Issue #363

ViewModels a simple example

Rotating a device is one of a few configuration changes that an app can go through during its lifetime, including keyboard availability and changing the device’s language. All of these configuration changes cause the Activity to be torn down and recreated

The ViewModel class is designed to hold and manage UI-related data in a life-cycle conscious way. This allows data to survive configuration changes such as screen rotations.

The ViewModel exists from when the you first request a ViewModel (usually in the onCreate the Activity) until the Activity is finished and destroyed. onCreate may be called several times during the life of an Activity, such as when the app is rotated, but the ViewModel survives throughout.

Storing an Application context in a ViewModel is okay because an Application context is tied to the Application lifecycle. This is different from an Activity context, which is tied to the Activity lifecycle. In fact, if you need an Application context, you should extend AndroidViewModel which is simply a ViewModel that includes an Application reference.

The first time the ViewModelProviders.of method is called by MainActivity, it creates a new ViewModel instance. When this method is called again, which happens whenever onCreate is called, it will return the pre-existing ViewModel associated with the specific Court-Counter MainActivity

ViewModelProviders.of(<THIS ARGUMENT>).get(ScoreViewModel.class);

This allows you to have an app that opens a lot of different instances of the same Activity or Fragment, but with different ViewModel information

Dive deep into Android’s ViewModel — Android Architecture Components

 * Utilities methods for {@link ViewModelStore} class.
public class ViewModelProviders {
     * Creates a {@link ViewModelProvider}, which retains ViewModels while a scope of given Activity
     * is alive. More detailed explanation is in {@link ViewModel}.
     * <p>
     * It uses {@link ViewModelProvider.AndroidViewModelFactory} to instantiate new ViewModels.
     * @param activity an activity, in whose scope ViewModels should be retained
     * @return a ViewModelProvider instance
    public static ViewModelProvider of(@NonNull FragmentActivity activity) {
        ViewModelProvider.AndroidViewModelFactory factory =
        return new ViewModelProvider(ViewModelStores.of(activity), factory);
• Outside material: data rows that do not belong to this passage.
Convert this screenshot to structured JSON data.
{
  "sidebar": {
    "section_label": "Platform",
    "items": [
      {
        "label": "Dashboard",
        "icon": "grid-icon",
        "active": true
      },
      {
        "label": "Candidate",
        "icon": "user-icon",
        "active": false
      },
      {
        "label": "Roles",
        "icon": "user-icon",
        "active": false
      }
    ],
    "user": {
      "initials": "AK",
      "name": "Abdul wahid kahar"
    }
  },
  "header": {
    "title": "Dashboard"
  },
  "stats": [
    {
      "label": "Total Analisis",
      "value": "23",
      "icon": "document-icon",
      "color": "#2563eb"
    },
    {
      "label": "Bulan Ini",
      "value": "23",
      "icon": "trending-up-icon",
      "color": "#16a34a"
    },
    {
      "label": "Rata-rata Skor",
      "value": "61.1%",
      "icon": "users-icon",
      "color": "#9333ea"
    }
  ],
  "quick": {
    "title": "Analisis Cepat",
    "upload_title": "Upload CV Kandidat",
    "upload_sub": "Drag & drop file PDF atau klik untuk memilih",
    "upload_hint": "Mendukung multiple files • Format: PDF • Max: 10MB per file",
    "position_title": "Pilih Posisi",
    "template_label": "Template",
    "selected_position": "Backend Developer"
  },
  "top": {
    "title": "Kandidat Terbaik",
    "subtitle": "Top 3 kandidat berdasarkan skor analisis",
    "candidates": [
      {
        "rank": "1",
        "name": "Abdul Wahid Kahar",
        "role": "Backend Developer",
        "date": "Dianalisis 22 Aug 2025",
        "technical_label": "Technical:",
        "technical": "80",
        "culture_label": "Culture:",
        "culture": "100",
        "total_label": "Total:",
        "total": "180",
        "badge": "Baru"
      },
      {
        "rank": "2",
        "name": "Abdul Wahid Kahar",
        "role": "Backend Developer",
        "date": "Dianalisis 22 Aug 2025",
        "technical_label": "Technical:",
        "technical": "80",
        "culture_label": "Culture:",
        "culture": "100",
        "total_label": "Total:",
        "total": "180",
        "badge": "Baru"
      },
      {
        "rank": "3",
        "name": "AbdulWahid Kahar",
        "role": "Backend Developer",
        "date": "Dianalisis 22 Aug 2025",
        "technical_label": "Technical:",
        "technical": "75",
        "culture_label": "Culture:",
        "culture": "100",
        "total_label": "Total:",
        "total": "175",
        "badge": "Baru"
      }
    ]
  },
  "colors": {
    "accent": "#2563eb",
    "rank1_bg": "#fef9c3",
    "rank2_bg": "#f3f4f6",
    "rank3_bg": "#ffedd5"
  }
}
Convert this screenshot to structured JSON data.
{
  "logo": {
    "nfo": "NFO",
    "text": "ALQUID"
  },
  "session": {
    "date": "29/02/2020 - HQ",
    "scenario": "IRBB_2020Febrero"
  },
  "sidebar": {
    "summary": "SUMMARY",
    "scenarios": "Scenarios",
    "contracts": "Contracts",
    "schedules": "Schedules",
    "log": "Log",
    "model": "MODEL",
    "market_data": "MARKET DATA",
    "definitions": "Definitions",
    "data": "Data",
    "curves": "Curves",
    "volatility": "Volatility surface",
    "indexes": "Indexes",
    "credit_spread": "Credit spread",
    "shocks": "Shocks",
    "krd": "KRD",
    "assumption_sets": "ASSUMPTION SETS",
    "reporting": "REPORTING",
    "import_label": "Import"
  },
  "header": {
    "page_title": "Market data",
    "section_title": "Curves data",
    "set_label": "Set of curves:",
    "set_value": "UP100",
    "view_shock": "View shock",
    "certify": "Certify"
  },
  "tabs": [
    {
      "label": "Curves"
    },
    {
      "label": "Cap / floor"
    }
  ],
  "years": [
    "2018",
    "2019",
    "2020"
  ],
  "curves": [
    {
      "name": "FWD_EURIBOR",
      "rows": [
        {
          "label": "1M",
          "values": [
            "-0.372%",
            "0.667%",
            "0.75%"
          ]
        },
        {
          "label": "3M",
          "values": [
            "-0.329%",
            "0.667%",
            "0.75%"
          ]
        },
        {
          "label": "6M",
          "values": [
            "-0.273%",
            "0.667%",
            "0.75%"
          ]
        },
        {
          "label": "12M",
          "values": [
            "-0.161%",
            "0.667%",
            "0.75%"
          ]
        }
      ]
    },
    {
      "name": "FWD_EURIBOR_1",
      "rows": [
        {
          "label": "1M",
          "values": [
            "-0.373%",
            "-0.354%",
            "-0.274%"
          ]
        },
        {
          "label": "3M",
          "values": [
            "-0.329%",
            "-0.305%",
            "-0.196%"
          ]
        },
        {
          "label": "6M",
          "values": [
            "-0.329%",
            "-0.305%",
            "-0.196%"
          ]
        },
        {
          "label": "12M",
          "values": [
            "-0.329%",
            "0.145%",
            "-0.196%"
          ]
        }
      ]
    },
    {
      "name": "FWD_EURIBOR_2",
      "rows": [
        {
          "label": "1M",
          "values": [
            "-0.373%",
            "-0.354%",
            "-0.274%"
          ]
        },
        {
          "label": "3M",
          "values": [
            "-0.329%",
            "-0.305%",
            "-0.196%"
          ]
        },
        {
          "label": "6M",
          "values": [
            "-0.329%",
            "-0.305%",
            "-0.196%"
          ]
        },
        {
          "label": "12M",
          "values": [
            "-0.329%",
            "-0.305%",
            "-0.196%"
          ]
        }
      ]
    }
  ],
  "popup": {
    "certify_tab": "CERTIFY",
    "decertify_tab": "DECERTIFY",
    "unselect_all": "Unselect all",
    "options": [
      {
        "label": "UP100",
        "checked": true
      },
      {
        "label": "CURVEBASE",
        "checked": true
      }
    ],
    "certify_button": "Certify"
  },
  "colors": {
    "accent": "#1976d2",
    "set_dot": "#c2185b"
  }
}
It seems like ViewModelProviders.of is just a factory of ViewModelProvider, which depends upon ViewModelFactory and a ViewModelStore.

MyViewModelFactory factory = new MyViewModelFactory(data1, data2);
ViewModelProviders.of(this, factory).get(MyViewModel.class);
public class ViewModelStore {
    private final HashMap<String, ViewModel> mMap = new HashMap<>();


HolderFragment is a regular Android Headless Fragment. It is the scope where all ViewModels inside the ViewModelStore will live.

public class HolderFragment extends Fragment implements ViewModelStoreOwner {
    private static final HolderFragmentManager sHolderFragmentManager = new HolderFragmentManager();
    private ViewModelStore mViewModelStore = new ViewModelStore();
static class HolderFragmentManager {
    private Map<Activity, HolderFragment> mNotCommittedActivityHolders = new HashMap<>();
    private Map<Fragment, HolderFragment> mNotCommittedFragmentHolders = new HashMap<>();

Who owns the HolderFragment?

The HolderFragment has an inner static class named HolderFragmentManager. The HolderFragmentManager creates and manages HolderFragment instances. After creating the instances it associates them with an Activity or Fragment.

The whole process is done using the methods holderFragmentFor(Activity) and holderFragmentFor(Fragment).

How does HolderFragment retains the state ?

By setting retain instance to true and not providing a view, the HolderFragment becomes essentially a headless Fragment that is retained for as long as the Activity is not destroyed.

public HolderFragment() {

void setRetainInstance (boolean retain)

Control whether a fragment instance is retained across Activity re-creation (such as from a configuration change). This can only be used with fragments not in the back stack. If set, the fragment lifecycle will be slightly different when an activity is recreated:

Retrieving ViewModel instance


It tries to retrieve a MyViewModel instance from the store. If none is there, it uses the factory to create it and then stores it into HashMap<String, ViewModel>. In order to retrieve the already created ViewModel, it generates a key from the class qualified name.